In August, the Centers for Disease Control and Prevention held a meeting in Atlanta with several representatives from emergency shelters, health experts, federal officials, and national homeless organizations to discuss the spread of Tuberculosis (TB) in homeless shelter populations.
TB can be a fatal disease; it is transmitted through the air and can remain in the air for many hours, which means that people staying in jails or shelters jails are especially susceptible to TB. Not only do homeless people spend extended periods in crowded shelters, they’re more likely to have compromised immune systems from living on the streets.
One a single night of this year, 564,708 people were experiencing homelessness in across the country. This is according to the 2015 Annual Homeless Assessment Report to Congress (AHAR) Part 1, which was released today by the Department of Housing and Urban Development (HUD). This report provides data aggregated from community point-in-time counts conducted in January and includes longitudinal trends in overall homelessness and among specific subpopulations.
So how are we doing in our efforts to end homelessness? Overall homelessness has decreased by 11.4 percent since 2010, when the Administration set ambitious goals to end veteran and chronic homelessness in five years and family and youth homelessness in 10 years. And, we have seen substantial decreases in veteran, chronic, and family homelessness in that same time period:
Now that topline federal spending levels have been increased, your voice as a homeless advocate is as important as ever.

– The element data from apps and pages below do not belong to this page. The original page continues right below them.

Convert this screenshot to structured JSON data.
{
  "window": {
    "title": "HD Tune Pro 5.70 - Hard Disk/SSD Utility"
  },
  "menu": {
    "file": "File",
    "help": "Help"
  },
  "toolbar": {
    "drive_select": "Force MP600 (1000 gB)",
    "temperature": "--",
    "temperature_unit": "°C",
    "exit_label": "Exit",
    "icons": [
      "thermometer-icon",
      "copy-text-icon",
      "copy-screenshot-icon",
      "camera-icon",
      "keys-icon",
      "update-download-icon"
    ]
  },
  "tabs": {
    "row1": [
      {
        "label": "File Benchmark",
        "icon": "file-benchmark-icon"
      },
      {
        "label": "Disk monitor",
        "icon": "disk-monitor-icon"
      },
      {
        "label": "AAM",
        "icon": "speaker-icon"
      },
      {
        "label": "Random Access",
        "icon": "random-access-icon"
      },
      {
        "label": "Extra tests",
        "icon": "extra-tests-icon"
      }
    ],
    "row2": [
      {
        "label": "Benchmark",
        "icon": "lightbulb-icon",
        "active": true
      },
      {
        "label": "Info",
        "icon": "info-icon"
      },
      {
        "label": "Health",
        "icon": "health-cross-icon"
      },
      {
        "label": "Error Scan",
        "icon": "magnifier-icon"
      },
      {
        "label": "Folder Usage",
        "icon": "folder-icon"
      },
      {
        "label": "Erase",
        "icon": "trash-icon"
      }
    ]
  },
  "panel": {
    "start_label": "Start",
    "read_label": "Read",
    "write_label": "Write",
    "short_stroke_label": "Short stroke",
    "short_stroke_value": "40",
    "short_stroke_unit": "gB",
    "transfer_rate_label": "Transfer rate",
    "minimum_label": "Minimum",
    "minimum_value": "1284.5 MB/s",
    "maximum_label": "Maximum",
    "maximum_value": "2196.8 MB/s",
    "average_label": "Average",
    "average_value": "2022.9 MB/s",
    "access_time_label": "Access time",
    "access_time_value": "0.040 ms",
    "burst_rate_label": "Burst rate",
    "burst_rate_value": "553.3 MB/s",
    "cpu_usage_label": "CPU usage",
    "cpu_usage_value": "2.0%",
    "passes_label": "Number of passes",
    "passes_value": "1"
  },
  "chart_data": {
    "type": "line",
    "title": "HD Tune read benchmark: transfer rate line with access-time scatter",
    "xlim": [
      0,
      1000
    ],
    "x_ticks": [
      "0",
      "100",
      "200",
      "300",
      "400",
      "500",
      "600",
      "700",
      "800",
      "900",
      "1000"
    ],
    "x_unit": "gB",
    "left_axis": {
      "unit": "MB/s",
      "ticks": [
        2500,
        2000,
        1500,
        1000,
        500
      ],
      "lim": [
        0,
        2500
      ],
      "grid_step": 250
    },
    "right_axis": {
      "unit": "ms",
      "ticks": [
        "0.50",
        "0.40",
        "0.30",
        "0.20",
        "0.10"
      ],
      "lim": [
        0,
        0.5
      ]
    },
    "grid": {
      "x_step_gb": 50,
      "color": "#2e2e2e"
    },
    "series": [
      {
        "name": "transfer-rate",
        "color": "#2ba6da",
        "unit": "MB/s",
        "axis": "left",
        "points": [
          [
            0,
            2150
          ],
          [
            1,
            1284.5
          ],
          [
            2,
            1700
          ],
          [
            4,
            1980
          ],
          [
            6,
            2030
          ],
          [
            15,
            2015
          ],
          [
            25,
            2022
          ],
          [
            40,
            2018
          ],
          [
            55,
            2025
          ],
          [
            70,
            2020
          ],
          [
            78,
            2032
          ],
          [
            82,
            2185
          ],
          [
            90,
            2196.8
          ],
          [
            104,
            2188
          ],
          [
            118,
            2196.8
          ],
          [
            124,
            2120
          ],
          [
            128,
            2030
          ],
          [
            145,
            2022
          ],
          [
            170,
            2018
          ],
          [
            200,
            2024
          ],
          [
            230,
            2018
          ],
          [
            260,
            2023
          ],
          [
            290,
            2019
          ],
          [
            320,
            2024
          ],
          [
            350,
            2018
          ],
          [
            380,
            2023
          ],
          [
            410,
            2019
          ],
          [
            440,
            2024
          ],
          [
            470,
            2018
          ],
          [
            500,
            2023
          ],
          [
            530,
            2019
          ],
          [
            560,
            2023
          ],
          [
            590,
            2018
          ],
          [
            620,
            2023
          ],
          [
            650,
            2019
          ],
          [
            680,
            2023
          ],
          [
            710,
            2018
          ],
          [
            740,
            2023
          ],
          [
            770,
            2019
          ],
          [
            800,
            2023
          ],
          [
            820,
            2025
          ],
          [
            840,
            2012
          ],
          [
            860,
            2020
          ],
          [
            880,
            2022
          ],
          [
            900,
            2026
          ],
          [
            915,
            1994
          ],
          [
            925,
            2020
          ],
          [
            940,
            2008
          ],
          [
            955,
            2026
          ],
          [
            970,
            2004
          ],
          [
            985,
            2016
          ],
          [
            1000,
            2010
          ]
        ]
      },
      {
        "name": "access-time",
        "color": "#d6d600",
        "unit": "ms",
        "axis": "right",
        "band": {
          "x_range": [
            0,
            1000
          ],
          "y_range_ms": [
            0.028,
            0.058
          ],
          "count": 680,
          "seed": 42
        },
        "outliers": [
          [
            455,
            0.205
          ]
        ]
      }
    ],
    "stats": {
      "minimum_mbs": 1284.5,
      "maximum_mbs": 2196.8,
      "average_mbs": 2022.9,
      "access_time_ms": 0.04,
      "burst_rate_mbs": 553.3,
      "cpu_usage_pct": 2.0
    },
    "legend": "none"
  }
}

Here’s where we’re at in the federal funding process. On Monday, Nov. 2, President Obama signed the Bipartisan Budget Act of 2015 into law, making $33 billion available for nondefense discretionary programs in fiscal year (FY) 2016. This funding has already been divided among the appropriations subcommittees, but the allocations have yet to be made public. Right now, committee staff are hard at work negotiating competing demands to produce a final bill to set spending levels for federal programs.
System performance outcomes make up 38 points of your HUD Continuum of Care Competition application this year. This means your performance now carries significant weight when it comes to determining your funding (more than ever before).
And while it may seem daunting to look at the numbers around your outcomes (or even downright scary), your outcomes will tell you what your vision should be for your system, and what kind of plan you should outline in your application. Here are ways you can reflect on your outcomes for HUD’s seven performance measures:
Veteran’s Day is a time to honor the service and sacrifice of the many men and women who served in the United States military. The best way we at the Alliance believe we can do that is by ensuring that every single one of these men and women and their families have a warm and safe place to call home.
Five years ago, the White House and the Department of Veterans Affairs issued a challenge to the nation: end veteran homelessness. Since that day, the Obama administration, Congress, as well as local and community partners, and stakeholders like the Alliance have been hard at work to improve and invest in programs and system changes that will house our heroes. Nationally, we are seeing results. According to the 2014 Point-in-Time Count, the number of homeless veterans has dropped 33 percent since that challenge was issued.